How three French students used borrowed code to put the first AI portrait in Christie's

#artificialintelligence

On Thursday, October 25th, Christie's will conduct a very unusual sale. As part of a three-day Prints & Multiples event, it's auctioning off the Portrait of Edmond Belamy, a canvas in a gold frame that shows the smudged figure of what looks like an 18th century gentleman. It's expected to fetch a modest price, somewhere between $7,000 and $10,000, but the artwork's distinguishing feature is that it was "created by an artificial intelligence," says Christie's. "And when it goes under the hammer, [it] will signal the arrival of AI art on the world auction stage." But for members of the burgeoning AI art community, there's another attribute that sets the Portrait of Edmond Belamy apart: it's a knock-off. The print was created by Obvious, a trio of 25-year-old French students whose goal is to "explain and democratize" AI through art.
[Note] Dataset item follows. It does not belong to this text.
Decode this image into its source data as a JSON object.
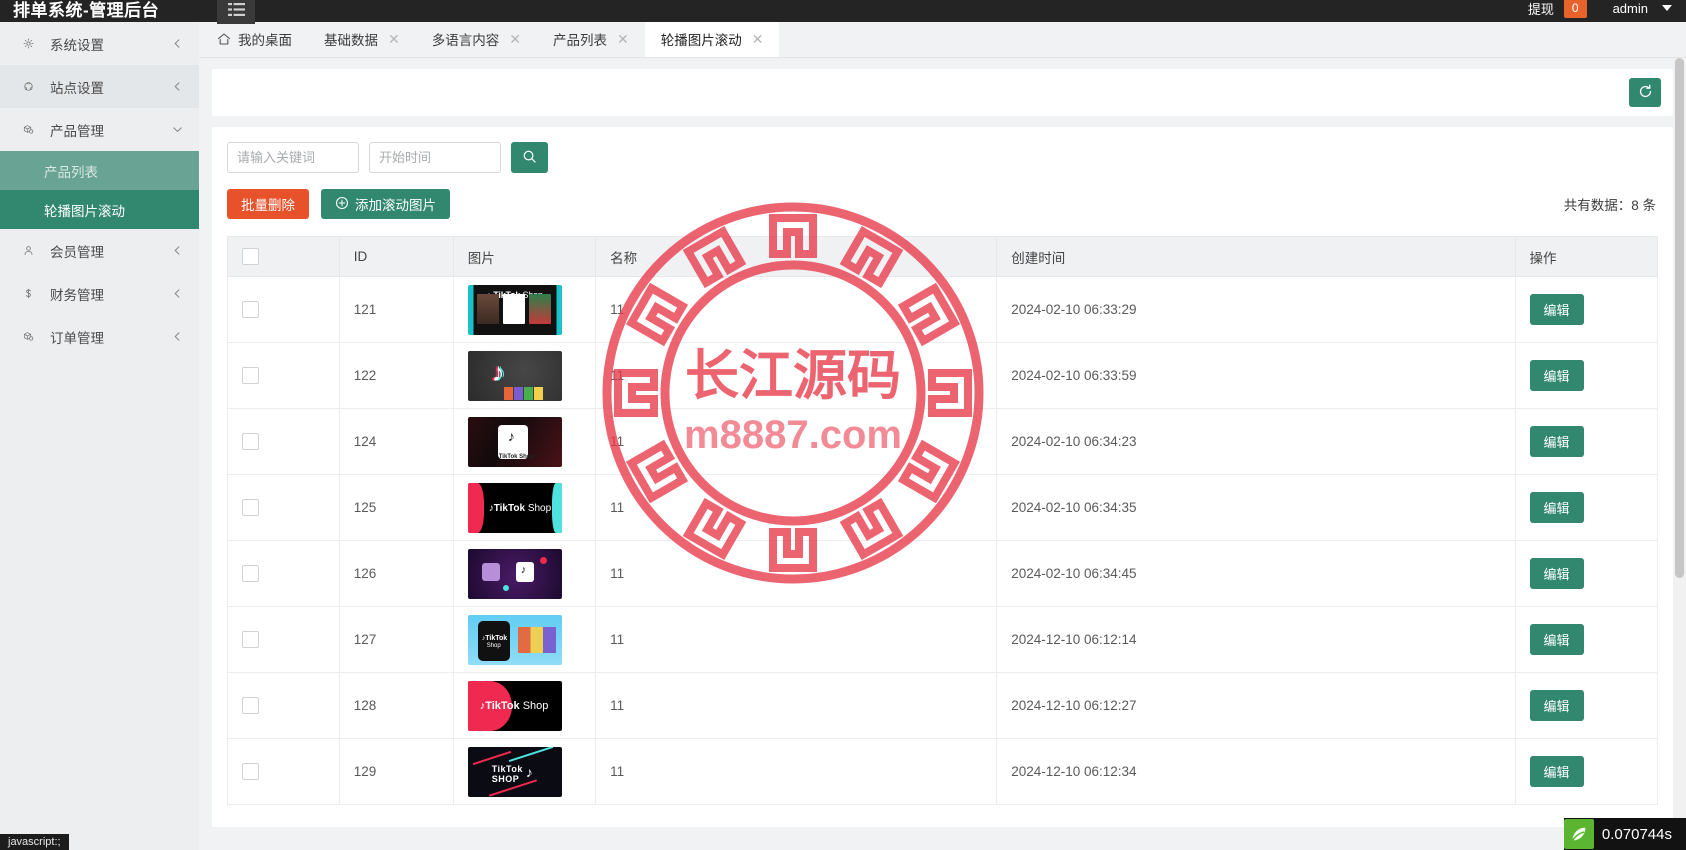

How three French students used borrowed code to put the first AI portrait in Christie's

#artificialintelligence

On Friday, October 25th, Christie's will conduct a very unusual sale. As part of a three-day Prints & Multiples event, it's auctioning off the Portrait of Edmond Belamy, a canvas in a gold frame that shows the smudged figure of what looks like an 18th century gentleman. It's expected to fetch a modest price, somewhere between $7,000 and $10,000, but the artwork's distinguishing feature is that it was "created by an artificial intelligence," says Christie's. "And when it goes under the hammer, [it] will signal the arrival of AI art on the world auction stage." But for members of the burgeoning AI art community, there's another attribute that sets the Portrait of Edmond Belamy apart: it's a knock-off. The print was created by Obvious, a trio of 25-year-old French students whose goal is to "explain and democratize" AI through art.


Christie's Is First to Sell Art Made by Artificial Intelligence, But What Does That Mean?

#artificialintelligence

On Thursday, the AI-generated "Portrait of Edmond Belamy" sold for $432,500--some 45 times its estimated value--in a sale trumpeted by Christie's as the first auction to feature work created by artificial intelligence. It's a moment likely to be marked in the timeline of both AI and art history, but what, exactly, does the sale signify? For the AI community, the Verge's James Vincent writes in the days preceding the bidding war, the auction provoked controversy among those who argued that the humans behind the canvas (a trio of 25-year-olds best known as the Paris-based art collective Obvious) relied heavily on 19-year-old Robbie Barrat's algorithms yet failed to sufficiently credit him. If the work was truly authored by this string of numbers and letters, does it matter who built and trained the AI? And, given the relatively blurred, imprecise vision the portrait--which Vulture art critic Jerry Saltz scathingly describes as "100 percent generic"--offers of its dour-looking subject, does "Edmond Belamy" even deserve a place in the art history canon? There are no straightforward answers to these questions.